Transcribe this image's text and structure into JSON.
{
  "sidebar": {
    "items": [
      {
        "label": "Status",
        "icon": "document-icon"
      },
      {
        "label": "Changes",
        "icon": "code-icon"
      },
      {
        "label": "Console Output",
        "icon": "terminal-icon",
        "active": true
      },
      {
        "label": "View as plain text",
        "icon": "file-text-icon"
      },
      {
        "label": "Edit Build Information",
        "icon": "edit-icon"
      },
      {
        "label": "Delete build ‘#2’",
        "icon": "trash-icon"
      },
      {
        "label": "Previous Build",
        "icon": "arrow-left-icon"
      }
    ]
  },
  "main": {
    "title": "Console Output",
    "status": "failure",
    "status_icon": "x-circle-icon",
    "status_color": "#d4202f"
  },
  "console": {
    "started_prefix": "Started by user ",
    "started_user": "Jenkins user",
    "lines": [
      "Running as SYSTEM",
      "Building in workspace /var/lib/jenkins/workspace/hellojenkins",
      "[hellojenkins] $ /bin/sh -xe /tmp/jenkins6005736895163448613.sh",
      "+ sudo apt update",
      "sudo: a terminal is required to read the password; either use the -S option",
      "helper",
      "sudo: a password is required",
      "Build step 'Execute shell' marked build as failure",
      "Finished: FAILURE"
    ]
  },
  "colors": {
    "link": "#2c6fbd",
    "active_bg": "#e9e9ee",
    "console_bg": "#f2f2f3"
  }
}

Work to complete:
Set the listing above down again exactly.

Reply:
Transcribe this image's text and structure into JSON.
{
  "sidebar": {
    "items": [
      {
        "label": "Status",
        "icon": "document-icon"
      },
      {
        "label": "Changes",
        "icon": "code-icon"
      },
      {
        "label": "Console Output",
        "icon": "terminal-icon",
        "active": true
      },
      {
        "label": "View as plain text",
        "icon": "file-text-icon"
      },
      {
        "label": "Edit Build Information",
        "icon": "edit-icon"
      },
      {
        "label": "Delete build ‘#2’",
        "icon": "trash-icon"
      },
      {
        "label": "Previous Build",
        "icon": "arrow-left-icon"
      }
    ]
  },
  "main": {
    "title": "Console Output",
    "status": "failure",
    "status_icon": "x-circle-icon",
    "status_color": "#d4202f"
  },
  "console": {
    "started_prefix": "Started by user ",
    "started_user": "Jenkins user",
    "lines": [
      "Running as SYSTEM",
      "Building in workspace /var/lib/jenkins/workspace/hellojenkins",
      "[hellojenkins] $ /bin/sh -xe /tmp/jenkins6005736895163448613.sh",
      "+ sudo apt update",
      "sudo: a terminal is required to read the password; either use the -S option",
      "helper",
      "sudo: a password is required",
      "Build step 'Execute shell' marked build as failure",
      "Finished: FAILURE"
    ]
  },
  "colors": {
    "link": "#2c6fbd",
    "active_bg": "#e9e9ee",
    "console_bg": "#f2f2f3"
  }
}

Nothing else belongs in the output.